Interestingly, this behavior was observed on every continent except Antarctica, spanning twelve mantid species—something the study’s lead author Martin Nyffeler, a senior lecturer at the University of Basel, called “a spectacular discovery” in a statement.
“For many of us, the most surprising thing about the new study is the range of non-hummingbirds recorded as mantis prey,” Kaufman added. “The others are all very small songbirds, but still, some of them must weigh as much as one-third of an ounce, which seems like a lot for any insect to deal with.”

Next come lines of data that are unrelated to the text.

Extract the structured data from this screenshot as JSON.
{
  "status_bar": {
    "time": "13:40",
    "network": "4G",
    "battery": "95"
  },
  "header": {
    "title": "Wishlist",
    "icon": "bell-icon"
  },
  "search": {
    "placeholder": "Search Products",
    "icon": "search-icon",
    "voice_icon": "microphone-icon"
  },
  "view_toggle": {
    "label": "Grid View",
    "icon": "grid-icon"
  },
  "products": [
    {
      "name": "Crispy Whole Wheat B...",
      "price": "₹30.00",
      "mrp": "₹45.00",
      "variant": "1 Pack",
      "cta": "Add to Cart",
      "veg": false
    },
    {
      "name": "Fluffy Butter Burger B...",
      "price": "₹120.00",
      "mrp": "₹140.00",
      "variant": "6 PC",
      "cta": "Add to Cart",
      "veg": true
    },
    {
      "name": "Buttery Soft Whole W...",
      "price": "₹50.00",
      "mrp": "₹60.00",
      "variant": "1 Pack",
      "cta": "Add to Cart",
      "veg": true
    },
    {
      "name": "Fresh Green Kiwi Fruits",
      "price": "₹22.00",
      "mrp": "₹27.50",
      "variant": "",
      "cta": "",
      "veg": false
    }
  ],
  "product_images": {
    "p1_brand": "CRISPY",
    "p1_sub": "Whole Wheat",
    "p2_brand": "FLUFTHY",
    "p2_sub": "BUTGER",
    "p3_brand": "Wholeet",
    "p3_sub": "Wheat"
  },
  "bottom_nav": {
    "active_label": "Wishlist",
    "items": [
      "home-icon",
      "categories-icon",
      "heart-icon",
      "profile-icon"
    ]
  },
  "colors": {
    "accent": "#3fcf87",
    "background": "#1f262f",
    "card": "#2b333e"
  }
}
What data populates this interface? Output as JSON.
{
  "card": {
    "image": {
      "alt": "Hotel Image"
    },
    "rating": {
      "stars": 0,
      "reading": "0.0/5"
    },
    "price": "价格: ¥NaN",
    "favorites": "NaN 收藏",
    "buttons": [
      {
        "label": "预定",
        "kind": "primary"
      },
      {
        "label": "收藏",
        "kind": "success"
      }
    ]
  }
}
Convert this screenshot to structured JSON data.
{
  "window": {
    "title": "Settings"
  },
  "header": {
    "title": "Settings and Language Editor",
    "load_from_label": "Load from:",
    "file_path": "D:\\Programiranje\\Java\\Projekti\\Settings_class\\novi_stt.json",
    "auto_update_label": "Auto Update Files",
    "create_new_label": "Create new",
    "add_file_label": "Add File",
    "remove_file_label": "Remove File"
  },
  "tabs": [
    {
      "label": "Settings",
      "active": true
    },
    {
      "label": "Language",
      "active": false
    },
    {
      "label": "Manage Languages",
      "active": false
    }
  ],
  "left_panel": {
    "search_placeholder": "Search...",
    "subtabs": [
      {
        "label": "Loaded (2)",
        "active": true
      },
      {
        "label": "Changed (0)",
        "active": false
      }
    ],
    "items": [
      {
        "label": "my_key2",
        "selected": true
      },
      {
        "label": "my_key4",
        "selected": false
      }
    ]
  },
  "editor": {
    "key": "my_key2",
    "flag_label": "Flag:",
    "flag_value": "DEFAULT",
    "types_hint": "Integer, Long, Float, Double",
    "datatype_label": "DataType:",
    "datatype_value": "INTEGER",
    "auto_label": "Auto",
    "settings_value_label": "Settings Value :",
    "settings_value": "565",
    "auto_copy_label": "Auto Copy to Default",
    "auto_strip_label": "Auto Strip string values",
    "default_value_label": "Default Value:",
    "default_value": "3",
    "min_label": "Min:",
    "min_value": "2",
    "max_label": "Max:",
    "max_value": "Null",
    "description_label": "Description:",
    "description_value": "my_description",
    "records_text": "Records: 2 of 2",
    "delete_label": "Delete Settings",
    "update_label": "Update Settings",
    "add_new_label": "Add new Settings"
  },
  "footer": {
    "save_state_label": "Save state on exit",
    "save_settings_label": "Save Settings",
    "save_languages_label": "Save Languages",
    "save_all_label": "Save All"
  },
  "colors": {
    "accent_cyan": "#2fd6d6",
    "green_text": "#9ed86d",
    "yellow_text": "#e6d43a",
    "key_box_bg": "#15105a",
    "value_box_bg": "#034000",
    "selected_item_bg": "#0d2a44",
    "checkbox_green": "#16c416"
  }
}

Weirdly, all of the mantises were identified as female. Females aren’t necessarily more aggressive, but they do engage in sexual cannibalism if very hungry. Twice, female mantids were observed feeding on a bird while also mating with a male.
The implications of this weren’t addressed in the study, but the authors noted that predation often involved larger mantids, averaging six centimeters in body length. Coincidentally, some species of praying mantis are sexually dimorphic in size, meaning females outweigh their male counterparts.
Most birds were ambushed at feeders, where mantises would almost always go for the head, neck, or throat. Their victims usually died within minutes, but not without a struggle. Mantids occasionally scalped and decapitated their prey, which might sound needlessly brutal, but is something female mantises have been known to do to males after mating with them.
That said, should you start killing every praying mantis you see? Definitely not.
During the last century, two species of large mantids, the European Mantis ( Mantis religiosa) and Chinese Mantis (Tenodera aridifolia sinensis), were introduced to North America as a form of pest control. The study theorized these mantises could pose a risk to the region’s hummingbird populations. But while mantises may chow down on a bird or two, they’re by no means a bigger threat to hummingbirds than, say, habitat loss.
“As weird/gruesome as the behavior seems, I don’t think it represents a threat to the survival of any hummingbird species, because it doesn’t happen very often relative to the total population,” Kaufman said. “So I’d say it’s an interesting phenomenon but not a conservation concern.”
So if you see a mantis devouring a bird, maybe don’t get involved. Just cover your eyes, and remember what we like to say here: nature is violent.